→ WORK INSTRUCTION:
Within the records below, find each line that holds the string "title", then copy it.

→ GIVEN RECORDS:
_____

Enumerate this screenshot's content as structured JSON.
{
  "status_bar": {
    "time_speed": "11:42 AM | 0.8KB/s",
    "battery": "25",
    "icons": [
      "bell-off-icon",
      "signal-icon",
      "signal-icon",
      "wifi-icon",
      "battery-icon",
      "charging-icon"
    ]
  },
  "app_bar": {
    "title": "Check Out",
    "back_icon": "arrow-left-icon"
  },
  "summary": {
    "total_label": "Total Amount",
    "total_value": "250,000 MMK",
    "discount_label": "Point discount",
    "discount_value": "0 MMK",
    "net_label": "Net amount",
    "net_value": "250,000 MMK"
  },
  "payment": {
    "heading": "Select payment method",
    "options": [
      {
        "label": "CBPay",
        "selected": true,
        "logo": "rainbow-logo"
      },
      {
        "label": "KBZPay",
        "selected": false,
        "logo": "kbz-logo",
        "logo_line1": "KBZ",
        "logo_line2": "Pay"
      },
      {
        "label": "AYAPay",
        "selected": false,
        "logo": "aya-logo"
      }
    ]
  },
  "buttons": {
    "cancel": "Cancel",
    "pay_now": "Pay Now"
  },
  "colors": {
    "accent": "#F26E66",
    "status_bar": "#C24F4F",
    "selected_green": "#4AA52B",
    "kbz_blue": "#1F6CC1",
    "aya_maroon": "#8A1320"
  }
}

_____

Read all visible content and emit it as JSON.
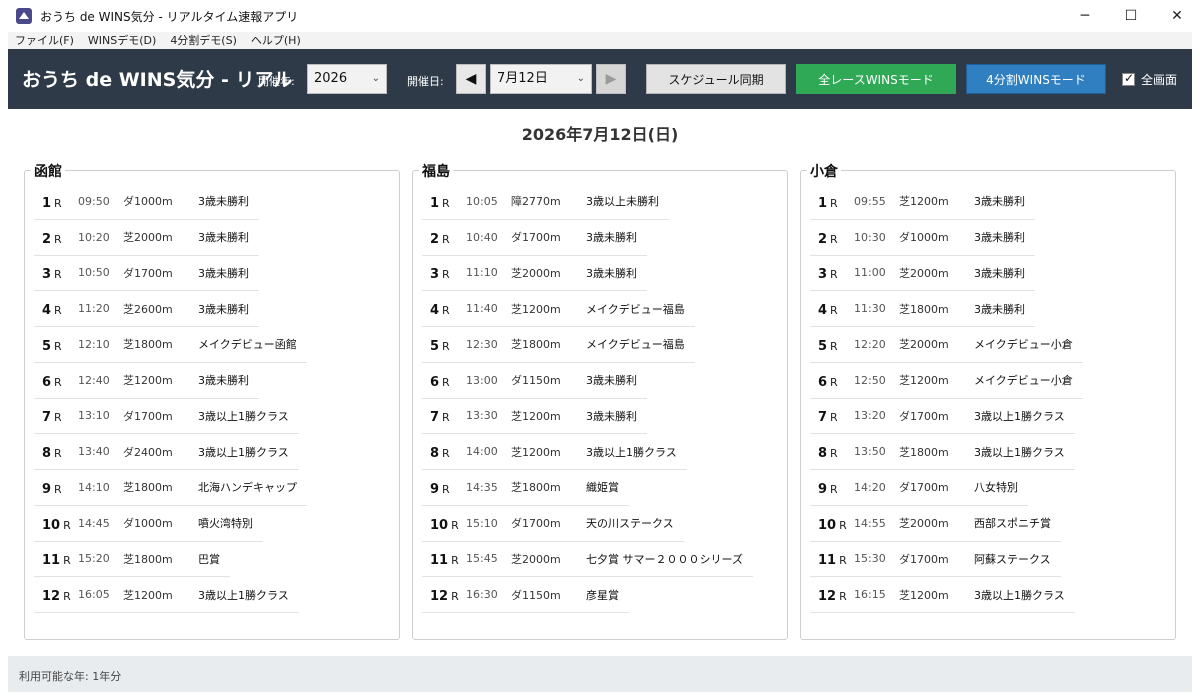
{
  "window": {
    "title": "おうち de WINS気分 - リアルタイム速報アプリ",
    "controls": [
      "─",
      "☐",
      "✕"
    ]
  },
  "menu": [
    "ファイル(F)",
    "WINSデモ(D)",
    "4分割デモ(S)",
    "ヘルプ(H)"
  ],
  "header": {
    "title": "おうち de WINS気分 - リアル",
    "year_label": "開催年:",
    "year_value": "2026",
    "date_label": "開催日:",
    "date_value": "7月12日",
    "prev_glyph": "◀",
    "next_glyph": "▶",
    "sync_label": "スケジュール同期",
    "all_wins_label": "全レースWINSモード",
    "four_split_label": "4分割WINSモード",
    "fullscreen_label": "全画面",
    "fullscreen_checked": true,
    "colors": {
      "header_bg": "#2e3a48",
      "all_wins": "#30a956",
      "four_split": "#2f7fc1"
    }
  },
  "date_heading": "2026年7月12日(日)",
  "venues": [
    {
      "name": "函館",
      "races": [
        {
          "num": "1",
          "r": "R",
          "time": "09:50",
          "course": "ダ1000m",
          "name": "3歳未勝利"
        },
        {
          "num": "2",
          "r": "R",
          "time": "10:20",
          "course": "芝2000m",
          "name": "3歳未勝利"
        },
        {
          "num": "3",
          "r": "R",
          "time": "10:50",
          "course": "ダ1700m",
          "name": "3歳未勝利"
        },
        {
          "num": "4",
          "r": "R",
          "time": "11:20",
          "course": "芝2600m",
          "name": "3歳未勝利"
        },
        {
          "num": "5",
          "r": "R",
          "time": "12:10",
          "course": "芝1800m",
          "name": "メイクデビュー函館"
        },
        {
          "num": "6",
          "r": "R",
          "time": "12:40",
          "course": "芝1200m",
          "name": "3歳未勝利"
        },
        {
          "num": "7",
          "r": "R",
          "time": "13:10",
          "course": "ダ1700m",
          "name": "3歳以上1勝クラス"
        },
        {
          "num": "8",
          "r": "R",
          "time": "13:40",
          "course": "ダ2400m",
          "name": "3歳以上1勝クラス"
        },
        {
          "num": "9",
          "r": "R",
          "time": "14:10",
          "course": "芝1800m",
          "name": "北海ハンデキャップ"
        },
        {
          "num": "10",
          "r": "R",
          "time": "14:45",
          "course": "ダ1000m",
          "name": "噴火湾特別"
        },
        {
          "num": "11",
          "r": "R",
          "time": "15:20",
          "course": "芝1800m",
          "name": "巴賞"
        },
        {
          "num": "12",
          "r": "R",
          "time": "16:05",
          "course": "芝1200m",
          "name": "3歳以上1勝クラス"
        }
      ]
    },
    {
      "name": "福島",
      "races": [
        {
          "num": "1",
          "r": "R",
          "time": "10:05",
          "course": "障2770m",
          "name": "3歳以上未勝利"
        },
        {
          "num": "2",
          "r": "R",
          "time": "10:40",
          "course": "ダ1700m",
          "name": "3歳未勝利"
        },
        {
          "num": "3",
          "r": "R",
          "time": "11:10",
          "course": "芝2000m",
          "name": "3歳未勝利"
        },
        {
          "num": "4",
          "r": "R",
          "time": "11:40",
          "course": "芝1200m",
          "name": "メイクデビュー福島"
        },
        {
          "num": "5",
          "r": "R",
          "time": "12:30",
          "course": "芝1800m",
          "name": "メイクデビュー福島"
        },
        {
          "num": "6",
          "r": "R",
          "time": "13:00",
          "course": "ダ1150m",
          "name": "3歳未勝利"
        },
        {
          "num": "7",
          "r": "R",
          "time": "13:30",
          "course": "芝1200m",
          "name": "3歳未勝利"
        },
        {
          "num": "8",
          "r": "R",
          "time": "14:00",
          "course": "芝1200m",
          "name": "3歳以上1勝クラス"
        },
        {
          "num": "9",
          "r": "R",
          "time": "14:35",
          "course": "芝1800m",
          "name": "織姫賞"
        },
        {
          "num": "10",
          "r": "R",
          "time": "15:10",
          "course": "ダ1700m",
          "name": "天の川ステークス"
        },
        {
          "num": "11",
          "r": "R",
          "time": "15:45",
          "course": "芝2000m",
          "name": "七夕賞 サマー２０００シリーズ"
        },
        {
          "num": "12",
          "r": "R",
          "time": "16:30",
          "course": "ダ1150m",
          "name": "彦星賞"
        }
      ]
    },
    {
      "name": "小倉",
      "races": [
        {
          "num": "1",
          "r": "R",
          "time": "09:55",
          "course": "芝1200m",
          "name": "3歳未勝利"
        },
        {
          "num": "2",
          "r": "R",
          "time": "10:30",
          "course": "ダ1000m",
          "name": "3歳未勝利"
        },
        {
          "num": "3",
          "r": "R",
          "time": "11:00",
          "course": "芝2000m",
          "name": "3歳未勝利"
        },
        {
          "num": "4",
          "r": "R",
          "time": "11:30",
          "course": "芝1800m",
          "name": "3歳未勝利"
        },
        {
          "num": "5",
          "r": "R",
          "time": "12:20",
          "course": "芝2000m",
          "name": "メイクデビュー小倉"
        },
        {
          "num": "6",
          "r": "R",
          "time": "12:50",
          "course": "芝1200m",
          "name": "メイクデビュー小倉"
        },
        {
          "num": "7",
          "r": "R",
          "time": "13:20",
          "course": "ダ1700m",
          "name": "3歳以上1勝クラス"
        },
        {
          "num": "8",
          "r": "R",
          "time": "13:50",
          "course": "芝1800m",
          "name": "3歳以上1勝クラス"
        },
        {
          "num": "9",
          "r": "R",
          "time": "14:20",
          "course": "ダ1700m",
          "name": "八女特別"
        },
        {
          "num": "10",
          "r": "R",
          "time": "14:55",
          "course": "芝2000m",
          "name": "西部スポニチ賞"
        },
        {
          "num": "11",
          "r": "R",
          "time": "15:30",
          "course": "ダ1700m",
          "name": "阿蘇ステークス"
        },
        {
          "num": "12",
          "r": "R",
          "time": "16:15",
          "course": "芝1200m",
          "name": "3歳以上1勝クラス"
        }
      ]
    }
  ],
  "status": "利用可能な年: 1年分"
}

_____

→ EXERCISE RESULT:
    "title": "Check Out",
    "title": "おうち de WINS気分 - リアルタイム速報アプリ",
    "title": "おうち de WINS気分 - リアル",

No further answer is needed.